Using the data that follows, report how many lines include "Kardeşiniz"; output no other text.

◆ Given data ◆
========================================================================

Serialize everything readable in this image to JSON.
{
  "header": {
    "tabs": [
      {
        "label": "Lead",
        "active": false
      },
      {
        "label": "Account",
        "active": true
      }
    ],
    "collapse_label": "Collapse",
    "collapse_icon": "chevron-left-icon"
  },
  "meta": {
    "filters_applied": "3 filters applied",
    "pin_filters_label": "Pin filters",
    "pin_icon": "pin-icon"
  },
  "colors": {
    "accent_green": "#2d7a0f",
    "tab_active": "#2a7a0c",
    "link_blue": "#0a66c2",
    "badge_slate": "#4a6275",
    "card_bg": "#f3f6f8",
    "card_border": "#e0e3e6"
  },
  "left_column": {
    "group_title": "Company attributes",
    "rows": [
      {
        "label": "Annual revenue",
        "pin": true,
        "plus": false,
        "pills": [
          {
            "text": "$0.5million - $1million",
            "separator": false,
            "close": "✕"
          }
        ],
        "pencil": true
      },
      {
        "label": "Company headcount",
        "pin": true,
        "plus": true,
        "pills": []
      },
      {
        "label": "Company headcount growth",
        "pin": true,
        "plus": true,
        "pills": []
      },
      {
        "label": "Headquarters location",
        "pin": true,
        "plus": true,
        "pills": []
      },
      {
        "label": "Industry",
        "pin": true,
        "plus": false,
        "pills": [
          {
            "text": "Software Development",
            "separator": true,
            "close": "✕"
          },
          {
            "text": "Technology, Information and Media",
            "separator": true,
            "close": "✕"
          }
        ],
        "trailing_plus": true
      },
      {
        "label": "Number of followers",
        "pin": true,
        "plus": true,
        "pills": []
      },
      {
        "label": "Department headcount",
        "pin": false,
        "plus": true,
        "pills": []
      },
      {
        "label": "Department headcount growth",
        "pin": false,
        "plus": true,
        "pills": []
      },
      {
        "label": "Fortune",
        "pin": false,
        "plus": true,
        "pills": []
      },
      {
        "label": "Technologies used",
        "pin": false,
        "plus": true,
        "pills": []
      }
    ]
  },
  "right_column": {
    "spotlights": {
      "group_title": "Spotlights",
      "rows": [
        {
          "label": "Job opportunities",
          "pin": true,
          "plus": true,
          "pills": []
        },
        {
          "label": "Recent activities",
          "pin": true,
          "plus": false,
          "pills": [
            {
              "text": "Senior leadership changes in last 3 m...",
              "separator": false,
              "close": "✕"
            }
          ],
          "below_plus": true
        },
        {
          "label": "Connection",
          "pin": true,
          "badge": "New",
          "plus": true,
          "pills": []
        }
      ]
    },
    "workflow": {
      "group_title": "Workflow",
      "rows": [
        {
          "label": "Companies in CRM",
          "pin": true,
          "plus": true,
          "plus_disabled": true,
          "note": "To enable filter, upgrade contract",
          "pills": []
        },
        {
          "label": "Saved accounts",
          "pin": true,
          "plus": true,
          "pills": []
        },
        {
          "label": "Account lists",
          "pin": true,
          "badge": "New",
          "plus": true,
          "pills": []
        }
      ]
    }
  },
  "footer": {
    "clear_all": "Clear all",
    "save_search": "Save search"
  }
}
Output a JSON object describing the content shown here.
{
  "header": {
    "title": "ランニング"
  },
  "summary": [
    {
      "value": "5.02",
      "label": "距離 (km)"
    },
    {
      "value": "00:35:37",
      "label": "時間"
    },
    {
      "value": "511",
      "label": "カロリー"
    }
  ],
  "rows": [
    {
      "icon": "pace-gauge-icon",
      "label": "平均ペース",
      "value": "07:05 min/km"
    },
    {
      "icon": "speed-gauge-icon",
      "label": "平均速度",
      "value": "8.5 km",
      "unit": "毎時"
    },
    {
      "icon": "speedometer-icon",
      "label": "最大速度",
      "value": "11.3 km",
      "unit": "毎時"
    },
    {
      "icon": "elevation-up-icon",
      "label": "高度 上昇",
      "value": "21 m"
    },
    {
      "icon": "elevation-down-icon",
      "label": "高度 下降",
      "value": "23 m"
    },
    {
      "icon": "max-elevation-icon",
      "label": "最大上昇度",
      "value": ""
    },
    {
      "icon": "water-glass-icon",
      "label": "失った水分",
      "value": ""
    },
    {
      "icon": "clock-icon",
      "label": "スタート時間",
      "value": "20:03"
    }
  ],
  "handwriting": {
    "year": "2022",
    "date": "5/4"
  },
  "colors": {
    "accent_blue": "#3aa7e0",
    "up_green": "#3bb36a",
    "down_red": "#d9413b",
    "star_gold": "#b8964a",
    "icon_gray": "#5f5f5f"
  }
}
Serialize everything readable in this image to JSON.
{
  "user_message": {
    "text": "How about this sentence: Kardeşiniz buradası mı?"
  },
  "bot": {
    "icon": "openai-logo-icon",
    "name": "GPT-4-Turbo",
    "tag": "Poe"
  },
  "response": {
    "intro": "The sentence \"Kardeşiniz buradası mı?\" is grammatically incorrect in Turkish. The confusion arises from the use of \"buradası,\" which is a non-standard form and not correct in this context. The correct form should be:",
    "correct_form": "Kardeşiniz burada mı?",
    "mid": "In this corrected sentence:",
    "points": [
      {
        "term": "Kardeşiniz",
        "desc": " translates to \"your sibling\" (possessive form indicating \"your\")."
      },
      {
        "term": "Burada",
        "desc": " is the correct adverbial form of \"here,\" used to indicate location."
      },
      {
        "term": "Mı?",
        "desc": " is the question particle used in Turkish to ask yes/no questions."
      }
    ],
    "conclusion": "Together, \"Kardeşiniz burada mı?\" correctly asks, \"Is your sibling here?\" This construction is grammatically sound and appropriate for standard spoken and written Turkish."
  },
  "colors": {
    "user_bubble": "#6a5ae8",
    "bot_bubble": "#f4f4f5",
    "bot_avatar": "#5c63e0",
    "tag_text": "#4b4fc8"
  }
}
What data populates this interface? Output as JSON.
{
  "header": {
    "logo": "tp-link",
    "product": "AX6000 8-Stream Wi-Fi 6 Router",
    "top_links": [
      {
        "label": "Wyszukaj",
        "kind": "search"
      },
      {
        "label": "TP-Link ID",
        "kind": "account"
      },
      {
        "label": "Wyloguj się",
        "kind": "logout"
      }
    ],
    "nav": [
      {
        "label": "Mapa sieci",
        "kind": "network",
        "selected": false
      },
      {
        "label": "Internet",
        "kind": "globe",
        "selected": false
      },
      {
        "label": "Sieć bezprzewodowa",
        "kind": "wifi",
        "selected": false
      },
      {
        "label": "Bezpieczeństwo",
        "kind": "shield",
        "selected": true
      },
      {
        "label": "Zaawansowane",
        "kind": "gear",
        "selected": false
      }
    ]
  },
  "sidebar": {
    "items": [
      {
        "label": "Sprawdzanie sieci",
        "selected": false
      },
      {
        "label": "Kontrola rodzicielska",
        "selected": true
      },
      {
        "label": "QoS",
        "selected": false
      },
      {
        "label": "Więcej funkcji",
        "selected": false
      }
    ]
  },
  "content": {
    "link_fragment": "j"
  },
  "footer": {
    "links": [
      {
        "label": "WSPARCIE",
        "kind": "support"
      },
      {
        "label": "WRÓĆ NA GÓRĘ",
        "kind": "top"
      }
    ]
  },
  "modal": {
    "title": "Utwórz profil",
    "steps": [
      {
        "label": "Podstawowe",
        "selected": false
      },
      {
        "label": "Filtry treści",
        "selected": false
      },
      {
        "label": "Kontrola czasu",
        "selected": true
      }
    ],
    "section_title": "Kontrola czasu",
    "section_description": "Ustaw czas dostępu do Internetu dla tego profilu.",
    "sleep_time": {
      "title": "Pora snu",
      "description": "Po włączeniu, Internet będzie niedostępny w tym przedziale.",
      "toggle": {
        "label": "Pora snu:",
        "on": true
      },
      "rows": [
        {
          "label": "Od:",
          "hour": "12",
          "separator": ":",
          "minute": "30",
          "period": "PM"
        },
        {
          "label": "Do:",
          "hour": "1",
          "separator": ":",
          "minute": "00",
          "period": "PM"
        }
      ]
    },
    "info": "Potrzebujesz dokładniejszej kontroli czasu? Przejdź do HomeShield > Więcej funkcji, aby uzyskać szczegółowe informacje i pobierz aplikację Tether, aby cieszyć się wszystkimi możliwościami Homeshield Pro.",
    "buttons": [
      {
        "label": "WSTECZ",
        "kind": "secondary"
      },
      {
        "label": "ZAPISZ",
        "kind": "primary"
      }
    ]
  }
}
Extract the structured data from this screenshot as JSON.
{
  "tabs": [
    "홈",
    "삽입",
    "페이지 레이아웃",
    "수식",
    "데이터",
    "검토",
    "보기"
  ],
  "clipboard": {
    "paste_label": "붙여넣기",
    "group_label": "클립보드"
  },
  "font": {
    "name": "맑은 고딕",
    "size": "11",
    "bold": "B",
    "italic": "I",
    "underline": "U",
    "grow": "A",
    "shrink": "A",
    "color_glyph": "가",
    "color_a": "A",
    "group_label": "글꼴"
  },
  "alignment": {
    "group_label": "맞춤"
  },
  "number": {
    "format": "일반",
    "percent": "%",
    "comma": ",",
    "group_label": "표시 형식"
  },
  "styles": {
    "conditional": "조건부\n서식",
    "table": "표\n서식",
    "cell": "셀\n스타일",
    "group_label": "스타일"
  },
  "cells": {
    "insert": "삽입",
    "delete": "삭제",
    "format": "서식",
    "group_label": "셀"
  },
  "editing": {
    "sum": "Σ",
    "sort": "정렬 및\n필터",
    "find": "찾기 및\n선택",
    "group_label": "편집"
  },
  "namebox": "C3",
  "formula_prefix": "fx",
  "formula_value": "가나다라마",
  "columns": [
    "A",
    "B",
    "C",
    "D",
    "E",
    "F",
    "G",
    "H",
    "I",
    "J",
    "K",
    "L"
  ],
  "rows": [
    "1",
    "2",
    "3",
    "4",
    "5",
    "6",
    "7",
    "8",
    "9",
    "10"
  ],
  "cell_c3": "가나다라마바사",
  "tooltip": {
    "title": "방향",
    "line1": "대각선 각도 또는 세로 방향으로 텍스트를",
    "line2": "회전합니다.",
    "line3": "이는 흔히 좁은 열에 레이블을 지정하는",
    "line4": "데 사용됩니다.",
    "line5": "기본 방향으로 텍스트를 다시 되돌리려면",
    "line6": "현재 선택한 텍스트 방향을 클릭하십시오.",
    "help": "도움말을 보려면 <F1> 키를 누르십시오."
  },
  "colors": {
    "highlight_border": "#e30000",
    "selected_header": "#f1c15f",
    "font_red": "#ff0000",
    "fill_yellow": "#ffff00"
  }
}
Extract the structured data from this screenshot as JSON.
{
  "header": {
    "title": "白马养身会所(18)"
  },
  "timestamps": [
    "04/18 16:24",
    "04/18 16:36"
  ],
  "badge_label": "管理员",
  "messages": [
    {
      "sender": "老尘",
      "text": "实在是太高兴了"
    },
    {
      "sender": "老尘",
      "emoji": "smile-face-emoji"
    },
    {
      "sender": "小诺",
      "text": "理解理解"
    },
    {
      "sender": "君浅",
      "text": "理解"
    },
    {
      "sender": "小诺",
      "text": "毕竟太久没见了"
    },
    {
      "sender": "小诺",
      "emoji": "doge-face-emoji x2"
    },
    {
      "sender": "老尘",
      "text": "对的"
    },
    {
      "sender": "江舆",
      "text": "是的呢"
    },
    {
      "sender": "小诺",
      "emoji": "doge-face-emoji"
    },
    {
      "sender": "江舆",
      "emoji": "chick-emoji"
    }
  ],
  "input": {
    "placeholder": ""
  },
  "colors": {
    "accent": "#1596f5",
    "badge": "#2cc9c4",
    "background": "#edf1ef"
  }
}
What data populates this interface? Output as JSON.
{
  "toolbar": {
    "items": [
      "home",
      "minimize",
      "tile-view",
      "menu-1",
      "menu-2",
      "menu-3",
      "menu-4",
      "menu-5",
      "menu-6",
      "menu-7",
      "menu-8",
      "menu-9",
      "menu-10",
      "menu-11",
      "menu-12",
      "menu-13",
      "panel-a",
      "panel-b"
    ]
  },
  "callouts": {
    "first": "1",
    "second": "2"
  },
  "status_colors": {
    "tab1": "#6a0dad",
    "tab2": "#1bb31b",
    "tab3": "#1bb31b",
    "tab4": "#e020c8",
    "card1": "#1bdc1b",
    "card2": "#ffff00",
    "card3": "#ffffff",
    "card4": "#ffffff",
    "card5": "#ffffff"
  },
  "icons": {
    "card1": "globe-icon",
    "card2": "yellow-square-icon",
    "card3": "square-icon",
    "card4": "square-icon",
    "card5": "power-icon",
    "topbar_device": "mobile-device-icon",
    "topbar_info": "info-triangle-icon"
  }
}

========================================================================

◆ Exercise output ◆
5